* [Data about app and page elements]
-- Opening Marker --

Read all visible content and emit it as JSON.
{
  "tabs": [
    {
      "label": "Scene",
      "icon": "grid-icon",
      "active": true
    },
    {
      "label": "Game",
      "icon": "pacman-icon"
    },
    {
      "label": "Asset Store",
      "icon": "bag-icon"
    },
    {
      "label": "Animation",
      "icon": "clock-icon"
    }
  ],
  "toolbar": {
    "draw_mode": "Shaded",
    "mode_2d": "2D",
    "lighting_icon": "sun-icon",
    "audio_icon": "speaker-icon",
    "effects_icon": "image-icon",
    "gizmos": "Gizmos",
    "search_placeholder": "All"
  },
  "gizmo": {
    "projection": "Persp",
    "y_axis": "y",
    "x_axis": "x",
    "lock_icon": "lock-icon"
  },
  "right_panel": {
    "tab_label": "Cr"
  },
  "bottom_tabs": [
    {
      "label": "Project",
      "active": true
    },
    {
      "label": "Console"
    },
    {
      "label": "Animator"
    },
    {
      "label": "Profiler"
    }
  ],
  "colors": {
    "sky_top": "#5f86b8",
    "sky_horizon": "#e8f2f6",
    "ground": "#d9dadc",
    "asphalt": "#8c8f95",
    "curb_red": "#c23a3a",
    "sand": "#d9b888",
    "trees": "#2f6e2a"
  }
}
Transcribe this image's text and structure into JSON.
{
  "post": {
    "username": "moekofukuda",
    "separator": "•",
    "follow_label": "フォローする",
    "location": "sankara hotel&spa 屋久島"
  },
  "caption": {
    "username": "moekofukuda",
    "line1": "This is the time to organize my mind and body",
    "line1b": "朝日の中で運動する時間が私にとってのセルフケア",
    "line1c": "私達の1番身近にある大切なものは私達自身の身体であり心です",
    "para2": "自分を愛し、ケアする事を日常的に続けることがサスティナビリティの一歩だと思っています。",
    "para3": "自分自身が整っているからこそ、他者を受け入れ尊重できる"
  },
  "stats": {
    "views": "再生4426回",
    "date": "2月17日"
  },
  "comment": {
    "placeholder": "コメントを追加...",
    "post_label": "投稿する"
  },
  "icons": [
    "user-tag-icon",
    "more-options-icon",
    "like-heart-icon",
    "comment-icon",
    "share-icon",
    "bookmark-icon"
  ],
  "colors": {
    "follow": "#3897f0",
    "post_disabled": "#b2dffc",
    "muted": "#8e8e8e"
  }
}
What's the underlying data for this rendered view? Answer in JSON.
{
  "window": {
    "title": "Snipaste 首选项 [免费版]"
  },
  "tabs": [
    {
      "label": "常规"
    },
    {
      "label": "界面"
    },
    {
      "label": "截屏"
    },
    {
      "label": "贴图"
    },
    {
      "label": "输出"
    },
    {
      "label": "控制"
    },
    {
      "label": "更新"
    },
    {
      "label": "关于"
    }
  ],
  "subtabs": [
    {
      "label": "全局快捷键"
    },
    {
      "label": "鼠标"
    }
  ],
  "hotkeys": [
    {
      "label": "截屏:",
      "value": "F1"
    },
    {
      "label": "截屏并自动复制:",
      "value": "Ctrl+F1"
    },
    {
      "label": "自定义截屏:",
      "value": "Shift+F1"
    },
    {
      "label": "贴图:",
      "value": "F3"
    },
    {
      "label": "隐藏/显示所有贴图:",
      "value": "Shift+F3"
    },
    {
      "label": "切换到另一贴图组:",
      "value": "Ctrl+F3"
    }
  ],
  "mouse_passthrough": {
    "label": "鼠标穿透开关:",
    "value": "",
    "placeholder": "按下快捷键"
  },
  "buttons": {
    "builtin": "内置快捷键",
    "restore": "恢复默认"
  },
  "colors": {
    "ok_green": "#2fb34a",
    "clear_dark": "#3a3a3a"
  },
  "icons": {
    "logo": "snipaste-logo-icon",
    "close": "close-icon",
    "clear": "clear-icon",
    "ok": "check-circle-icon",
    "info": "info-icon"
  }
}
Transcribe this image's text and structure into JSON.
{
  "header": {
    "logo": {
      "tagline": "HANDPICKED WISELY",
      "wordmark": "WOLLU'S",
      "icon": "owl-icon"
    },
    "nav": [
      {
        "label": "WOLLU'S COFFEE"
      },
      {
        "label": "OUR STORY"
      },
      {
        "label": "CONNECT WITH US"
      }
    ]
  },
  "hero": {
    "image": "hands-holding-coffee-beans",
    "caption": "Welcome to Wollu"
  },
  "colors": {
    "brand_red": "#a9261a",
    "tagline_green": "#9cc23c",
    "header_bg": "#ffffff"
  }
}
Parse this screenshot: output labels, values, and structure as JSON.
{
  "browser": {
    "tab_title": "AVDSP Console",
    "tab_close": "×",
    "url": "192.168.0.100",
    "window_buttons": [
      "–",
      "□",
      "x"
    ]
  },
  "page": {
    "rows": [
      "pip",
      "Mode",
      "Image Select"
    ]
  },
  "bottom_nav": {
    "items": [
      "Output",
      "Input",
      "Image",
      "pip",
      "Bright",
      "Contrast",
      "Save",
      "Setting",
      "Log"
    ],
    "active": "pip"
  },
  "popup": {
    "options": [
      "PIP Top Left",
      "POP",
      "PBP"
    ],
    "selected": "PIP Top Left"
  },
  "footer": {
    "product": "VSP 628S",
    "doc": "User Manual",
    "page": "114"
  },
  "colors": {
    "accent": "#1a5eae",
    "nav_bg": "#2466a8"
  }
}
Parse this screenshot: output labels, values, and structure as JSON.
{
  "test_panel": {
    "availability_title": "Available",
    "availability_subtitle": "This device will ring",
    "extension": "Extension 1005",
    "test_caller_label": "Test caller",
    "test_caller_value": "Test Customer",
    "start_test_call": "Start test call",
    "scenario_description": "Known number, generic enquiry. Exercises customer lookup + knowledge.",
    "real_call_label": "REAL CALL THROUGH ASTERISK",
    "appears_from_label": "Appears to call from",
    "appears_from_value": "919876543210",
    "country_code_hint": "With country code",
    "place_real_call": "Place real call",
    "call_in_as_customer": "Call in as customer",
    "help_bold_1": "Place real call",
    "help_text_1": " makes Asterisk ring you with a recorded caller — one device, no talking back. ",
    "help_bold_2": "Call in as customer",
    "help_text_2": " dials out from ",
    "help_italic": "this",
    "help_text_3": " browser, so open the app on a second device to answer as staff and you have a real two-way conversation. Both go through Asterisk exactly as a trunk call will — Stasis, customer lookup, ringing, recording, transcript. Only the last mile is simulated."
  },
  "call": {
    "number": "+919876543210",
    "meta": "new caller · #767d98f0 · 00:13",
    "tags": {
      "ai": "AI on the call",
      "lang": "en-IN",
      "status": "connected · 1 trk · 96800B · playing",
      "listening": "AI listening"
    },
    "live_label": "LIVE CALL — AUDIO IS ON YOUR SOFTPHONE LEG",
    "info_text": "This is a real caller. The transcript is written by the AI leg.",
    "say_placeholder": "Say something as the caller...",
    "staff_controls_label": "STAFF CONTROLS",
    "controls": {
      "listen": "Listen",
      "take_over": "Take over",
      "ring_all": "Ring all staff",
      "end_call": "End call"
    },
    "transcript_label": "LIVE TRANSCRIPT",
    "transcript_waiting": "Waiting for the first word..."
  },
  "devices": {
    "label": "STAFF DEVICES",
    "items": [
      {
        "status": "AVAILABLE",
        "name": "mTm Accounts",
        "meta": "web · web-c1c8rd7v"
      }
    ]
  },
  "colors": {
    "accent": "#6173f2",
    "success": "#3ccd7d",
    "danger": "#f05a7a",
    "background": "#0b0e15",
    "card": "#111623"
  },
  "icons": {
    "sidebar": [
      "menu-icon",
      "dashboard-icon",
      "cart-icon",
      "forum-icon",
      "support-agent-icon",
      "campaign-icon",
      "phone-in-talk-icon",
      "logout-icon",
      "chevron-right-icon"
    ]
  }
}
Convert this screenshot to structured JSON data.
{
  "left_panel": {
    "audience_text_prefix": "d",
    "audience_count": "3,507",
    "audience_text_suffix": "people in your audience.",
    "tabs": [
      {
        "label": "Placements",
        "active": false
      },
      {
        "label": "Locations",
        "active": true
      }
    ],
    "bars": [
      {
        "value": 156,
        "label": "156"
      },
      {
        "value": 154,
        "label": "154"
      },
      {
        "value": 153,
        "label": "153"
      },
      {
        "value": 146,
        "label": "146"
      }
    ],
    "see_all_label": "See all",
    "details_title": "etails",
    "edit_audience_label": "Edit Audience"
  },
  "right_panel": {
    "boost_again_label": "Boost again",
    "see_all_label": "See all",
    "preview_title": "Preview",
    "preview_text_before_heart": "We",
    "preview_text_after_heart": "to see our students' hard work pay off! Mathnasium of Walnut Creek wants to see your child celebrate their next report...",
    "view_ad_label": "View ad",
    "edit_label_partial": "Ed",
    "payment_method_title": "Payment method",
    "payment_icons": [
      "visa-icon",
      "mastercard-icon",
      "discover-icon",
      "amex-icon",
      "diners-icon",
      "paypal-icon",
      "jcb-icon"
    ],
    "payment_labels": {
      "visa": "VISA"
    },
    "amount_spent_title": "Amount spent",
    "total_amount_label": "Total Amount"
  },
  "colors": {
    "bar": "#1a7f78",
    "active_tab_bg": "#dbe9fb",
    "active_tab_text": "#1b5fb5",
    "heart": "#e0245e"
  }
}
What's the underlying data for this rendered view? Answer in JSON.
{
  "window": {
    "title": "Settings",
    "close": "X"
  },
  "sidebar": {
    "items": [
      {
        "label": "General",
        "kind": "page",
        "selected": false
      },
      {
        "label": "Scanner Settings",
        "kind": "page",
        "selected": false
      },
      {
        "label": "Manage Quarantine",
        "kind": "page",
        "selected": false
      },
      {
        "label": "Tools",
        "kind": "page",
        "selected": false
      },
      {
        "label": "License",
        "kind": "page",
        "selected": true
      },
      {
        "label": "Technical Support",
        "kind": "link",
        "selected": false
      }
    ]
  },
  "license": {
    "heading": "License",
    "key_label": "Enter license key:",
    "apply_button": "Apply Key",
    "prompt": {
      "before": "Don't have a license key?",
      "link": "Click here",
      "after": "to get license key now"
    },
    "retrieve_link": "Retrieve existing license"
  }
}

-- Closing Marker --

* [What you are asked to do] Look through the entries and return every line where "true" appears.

* [Response area]
      "active": true
      "active": true
        "active": true
        "selected": true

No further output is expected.